Spanking in 1930s Adventure Strips
The end of the 1920s ushered in a new chapter in the development of comic strips. While slapstick comedies and pretty girls had dominated the market during the early twenties, the debut of Tarzan and Buck Rogers in 1929 unleashed a new wave of adventurers who literally overwhelmed the funny pages with their devil-may-care exploits. This was a totally new direction, requiring an entirely different approach to storytelling and illustration.
Many of the strips adopted a gritty, sometimes violent edge to meet audience expectations. Front runners for the new wave included John Terry's Scorchy Smith (1930), Chester Gould's Dick Tracy (1931) Alex Raymond's Flash Gordon (1934), Lee Falk's Mandrake the Magician (1934), and, later in the decade, Hal Foster's Prince Valiant (1937). Gender stereotypes were rapidly revised to suit the demands of a more sophisticated readership. Dim-witted college boys were replaced by two-fisted fighting men (Jungle Jim); twittering gold-diggers suddenly transformed into resourceful aviators (Flyin' Jenny), and high adventure reigned supreme.

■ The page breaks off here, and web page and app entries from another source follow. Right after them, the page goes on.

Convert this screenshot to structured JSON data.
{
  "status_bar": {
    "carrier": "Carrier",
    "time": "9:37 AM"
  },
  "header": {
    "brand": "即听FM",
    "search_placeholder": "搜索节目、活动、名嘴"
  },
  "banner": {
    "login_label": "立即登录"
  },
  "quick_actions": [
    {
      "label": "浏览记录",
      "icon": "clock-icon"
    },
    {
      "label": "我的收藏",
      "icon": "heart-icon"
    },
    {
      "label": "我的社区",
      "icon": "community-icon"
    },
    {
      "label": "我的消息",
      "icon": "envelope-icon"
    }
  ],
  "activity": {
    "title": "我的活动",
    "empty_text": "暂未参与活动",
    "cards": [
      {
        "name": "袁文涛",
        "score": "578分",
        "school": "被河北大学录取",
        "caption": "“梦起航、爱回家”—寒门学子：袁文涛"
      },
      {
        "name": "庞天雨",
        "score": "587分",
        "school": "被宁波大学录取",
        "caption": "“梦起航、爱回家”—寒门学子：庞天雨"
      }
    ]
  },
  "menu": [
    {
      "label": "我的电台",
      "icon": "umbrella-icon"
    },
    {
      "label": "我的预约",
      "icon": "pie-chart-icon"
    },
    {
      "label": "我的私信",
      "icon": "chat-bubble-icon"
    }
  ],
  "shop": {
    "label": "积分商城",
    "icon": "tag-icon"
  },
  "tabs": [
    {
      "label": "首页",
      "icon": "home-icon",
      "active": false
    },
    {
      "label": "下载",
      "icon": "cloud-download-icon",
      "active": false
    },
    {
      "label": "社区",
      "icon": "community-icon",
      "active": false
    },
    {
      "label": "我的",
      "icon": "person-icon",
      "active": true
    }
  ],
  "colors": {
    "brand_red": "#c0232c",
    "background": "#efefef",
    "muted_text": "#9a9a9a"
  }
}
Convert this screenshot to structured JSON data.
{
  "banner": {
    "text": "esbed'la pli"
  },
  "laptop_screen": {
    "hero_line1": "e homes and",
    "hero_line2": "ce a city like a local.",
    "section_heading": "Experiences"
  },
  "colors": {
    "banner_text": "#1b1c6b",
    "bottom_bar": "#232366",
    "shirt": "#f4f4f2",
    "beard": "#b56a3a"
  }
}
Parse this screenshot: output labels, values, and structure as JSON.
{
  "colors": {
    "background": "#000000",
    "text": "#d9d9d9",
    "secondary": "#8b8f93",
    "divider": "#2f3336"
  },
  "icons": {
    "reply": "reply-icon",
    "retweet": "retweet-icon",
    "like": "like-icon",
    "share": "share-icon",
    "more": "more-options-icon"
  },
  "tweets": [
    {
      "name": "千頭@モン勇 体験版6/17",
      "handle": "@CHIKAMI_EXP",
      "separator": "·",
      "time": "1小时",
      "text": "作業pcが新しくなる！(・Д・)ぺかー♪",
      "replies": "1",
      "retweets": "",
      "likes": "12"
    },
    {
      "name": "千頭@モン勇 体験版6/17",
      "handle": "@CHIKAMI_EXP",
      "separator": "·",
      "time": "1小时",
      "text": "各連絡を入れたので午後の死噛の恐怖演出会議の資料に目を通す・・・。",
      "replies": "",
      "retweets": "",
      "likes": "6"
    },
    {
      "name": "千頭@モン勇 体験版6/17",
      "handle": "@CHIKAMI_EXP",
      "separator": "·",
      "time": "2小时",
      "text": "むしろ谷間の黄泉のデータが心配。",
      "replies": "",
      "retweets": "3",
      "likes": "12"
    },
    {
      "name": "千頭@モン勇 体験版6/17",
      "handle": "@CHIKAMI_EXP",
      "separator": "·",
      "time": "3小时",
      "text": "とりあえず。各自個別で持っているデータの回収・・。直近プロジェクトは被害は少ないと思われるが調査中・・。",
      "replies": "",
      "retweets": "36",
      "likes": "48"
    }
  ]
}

Strips such as these were characterized by an emphasis on romance and gender conflicts (a clear parallel to recent developments in Hollywood, incidentally). For some reason, the appearance of characters such as Barney Baxter or Agent X-9 opened the floodgates on M/F spanking (and not a little sado-masochism into the bargain). Partly, it had to do with the subject matter - action and adventure stories require well-defined gender rolls, so a certain degree of sexual stereotyping was inevitable.
The image of a handsome, steely-eyed male taking his precocious young girlfriend across his lap reinforced comtemporary notions of masculinity. The action implied a certain loss of dignity for the heroine, but again, the idea was perfectly acceptable to 1930s audiences. True to their time, the women in these stories were spirited but feminine, invariably falling into a more passive role following a well-deserved spanking.
Another factor to consider is the artwork. Aimed primarily at a mature demographic, adventure strips employed a more conscientious form of representation, one emphasizing realism over caricature. This illustrative style allowed greater scope for the depiction of adult situations, some of which included mildly sexual activities. Physical contact was necessarily minimal - this was the thirties after all - but spanking was considered at least as innocent (and normal) as a chastely passionate kiss. Illustrators were quick to seize upon the climactic potential of the spanking scene, and frequently went to great lengths to portray the tension and drama of the moment. It was during this period that many of the artistic conventions for the mainstream spanking genre were established - echoes of which can still be detected today.
It may also be assumed that cartoonists took a cue from contemporary Hollywood (and a lesser extent, 'spicy' pulp literature), experiment with cheesecake and mild sexual imagery for the first time. Although outright adult nudity was extremely rare, fetish-based images were quite acceptable to the news-reading public - stiletto heels, seamed stockings and plunging necklines were common symbols of femininity throughout the thirties. Perhaps most importantly, the fetishitic elements suggested that the activity could be viewed in purely sexual terms.
In terms of narrative, spanking scenes often hinged on the female character's position in the storyline. Some common feminine archetpyes include:
- 1. The Girlfriend
- 2. The Society Girl
- 3. The Spoilt Brat
- 4. The Seductress
- 5. The Black Widow